Saved data entries
-=-=-

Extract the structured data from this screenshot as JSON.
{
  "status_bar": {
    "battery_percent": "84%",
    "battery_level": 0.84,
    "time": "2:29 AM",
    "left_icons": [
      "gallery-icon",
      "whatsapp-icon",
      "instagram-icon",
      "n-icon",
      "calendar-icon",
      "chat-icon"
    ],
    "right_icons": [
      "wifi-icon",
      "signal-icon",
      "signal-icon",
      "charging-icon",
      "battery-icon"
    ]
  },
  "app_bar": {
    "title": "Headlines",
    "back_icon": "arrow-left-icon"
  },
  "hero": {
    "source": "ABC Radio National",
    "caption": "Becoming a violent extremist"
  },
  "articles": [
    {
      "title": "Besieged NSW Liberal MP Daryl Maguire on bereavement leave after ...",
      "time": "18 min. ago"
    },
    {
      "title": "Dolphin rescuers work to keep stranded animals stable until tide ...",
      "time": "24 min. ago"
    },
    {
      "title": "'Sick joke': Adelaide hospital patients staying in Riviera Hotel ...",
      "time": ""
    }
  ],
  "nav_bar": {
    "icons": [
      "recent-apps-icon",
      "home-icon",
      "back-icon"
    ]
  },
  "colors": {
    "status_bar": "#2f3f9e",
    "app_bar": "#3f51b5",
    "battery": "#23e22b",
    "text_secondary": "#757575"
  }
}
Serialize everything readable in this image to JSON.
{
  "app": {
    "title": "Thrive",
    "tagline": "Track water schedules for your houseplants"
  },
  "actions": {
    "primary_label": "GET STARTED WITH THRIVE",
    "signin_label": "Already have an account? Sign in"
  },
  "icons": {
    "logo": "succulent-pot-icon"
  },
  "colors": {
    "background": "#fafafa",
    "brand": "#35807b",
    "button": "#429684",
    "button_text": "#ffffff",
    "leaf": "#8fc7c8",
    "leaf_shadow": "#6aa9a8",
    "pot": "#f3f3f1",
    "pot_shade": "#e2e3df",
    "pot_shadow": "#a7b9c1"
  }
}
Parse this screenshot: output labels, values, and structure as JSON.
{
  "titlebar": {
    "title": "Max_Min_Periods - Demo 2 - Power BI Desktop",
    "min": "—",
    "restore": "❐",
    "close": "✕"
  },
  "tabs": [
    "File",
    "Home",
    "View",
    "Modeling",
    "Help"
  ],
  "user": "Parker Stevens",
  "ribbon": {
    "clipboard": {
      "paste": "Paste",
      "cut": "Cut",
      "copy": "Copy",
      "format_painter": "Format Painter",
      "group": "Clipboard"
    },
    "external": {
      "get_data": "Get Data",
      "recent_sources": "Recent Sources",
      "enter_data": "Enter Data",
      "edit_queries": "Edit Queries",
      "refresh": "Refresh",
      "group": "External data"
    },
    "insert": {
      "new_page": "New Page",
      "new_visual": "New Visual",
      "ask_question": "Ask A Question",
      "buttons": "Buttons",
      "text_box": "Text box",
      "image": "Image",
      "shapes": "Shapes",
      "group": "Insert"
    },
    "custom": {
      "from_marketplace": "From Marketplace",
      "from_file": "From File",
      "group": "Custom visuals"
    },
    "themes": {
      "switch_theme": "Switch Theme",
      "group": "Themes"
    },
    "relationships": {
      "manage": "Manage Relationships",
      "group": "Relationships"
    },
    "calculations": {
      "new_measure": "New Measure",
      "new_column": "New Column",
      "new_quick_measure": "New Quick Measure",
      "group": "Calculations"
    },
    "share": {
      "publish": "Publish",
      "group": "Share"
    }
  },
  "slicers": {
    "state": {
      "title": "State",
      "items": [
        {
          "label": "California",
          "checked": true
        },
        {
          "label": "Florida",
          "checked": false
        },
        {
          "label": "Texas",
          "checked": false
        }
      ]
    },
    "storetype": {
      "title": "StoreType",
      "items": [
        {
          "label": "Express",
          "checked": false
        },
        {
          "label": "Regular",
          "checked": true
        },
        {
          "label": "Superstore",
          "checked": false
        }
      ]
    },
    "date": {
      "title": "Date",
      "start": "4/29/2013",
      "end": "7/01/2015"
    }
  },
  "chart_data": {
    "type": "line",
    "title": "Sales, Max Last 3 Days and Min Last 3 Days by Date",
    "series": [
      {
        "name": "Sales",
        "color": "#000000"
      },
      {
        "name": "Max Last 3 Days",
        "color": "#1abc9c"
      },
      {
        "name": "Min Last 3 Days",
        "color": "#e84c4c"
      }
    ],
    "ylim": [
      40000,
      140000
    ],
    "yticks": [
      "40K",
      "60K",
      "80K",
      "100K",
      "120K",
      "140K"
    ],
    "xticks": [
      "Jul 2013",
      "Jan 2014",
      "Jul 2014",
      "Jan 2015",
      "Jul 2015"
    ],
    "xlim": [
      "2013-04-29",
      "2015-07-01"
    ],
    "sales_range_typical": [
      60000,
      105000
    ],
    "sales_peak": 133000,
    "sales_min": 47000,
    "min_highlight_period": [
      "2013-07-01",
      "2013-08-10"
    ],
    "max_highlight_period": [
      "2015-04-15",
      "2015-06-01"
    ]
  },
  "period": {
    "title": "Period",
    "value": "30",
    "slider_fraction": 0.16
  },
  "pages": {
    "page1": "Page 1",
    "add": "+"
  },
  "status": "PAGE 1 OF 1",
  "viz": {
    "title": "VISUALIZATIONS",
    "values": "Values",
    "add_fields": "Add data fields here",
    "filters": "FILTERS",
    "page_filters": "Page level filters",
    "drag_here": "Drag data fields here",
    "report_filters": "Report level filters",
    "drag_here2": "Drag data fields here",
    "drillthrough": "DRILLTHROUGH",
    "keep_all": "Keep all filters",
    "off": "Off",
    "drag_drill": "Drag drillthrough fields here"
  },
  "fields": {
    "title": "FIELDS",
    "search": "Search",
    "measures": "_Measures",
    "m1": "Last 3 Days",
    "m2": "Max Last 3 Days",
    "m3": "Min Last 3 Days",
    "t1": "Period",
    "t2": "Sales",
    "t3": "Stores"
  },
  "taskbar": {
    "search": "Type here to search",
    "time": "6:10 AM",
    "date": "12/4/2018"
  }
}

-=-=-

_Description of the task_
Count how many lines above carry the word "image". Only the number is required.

_Written answer_
2